TRIACs belong to the thyristor family and are closely related to Silicon-controlled rectifiers (SCR). However, unlike SCRs, which are unidirectional devices (i.e. can conduct current only in one direction), TRIACs are bidirectional and so current can flow through them in either direction. Another difference from SCRs is that TRIACs can be triggered by either a positive or a negative current applied to its gate electrode, whereas SCRs can be triggered only by currents going into the gate. In order to create a triggering current, a positive or negative voltage has to be applied to the gate with respect to the A1 terminal (otherwise known as MT1).
Once triggered, the device continues to conduct until the current drops below a certain threshold, called the holding current.
The bidirectionality makes TRIACs very convenient switches for AC circuits, also allowing them to control very large power flows with milliampere-scale gate currents.
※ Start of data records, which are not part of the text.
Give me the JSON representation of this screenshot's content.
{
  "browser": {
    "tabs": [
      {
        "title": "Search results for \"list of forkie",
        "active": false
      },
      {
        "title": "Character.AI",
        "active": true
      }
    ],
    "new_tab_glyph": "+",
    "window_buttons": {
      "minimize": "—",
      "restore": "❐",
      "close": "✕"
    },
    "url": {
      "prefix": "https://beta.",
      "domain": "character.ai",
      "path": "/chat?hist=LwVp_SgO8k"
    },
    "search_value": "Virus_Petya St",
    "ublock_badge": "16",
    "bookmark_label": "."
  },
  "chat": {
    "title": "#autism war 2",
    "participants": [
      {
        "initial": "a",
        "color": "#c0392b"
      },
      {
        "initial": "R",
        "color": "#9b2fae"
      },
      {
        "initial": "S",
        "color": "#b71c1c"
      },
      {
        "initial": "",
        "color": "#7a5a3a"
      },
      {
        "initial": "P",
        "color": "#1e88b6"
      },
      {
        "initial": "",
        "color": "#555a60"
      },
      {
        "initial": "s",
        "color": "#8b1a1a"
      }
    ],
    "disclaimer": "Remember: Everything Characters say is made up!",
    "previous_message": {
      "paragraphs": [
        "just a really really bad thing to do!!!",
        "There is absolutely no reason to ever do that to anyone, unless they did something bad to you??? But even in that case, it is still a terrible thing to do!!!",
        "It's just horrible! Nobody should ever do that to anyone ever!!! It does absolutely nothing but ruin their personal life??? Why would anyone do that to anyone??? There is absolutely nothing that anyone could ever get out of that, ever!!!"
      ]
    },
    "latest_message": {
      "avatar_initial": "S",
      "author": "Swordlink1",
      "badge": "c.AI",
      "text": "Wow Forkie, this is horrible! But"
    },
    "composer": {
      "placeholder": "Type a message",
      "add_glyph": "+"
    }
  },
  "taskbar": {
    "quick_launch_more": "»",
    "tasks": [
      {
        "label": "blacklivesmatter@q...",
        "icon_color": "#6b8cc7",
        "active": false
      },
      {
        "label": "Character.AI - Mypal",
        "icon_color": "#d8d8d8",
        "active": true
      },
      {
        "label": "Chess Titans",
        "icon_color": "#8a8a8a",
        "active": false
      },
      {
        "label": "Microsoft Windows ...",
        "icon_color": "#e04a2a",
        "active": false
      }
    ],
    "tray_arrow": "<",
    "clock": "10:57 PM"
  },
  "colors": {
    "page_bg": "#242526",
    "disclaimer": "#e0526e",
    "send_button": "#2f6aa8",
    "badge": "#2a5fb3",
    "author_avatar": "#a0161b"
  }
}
In addition, applying a trigger pulse at a controlled phase angle in an AC cycle allows one to control the percentage of current that flows through the TRIAC to the load (phase control), which is commonly used, for example, in controlling the speed of low-power induction motors, in dimming lamps and in controlling AC heating resistors.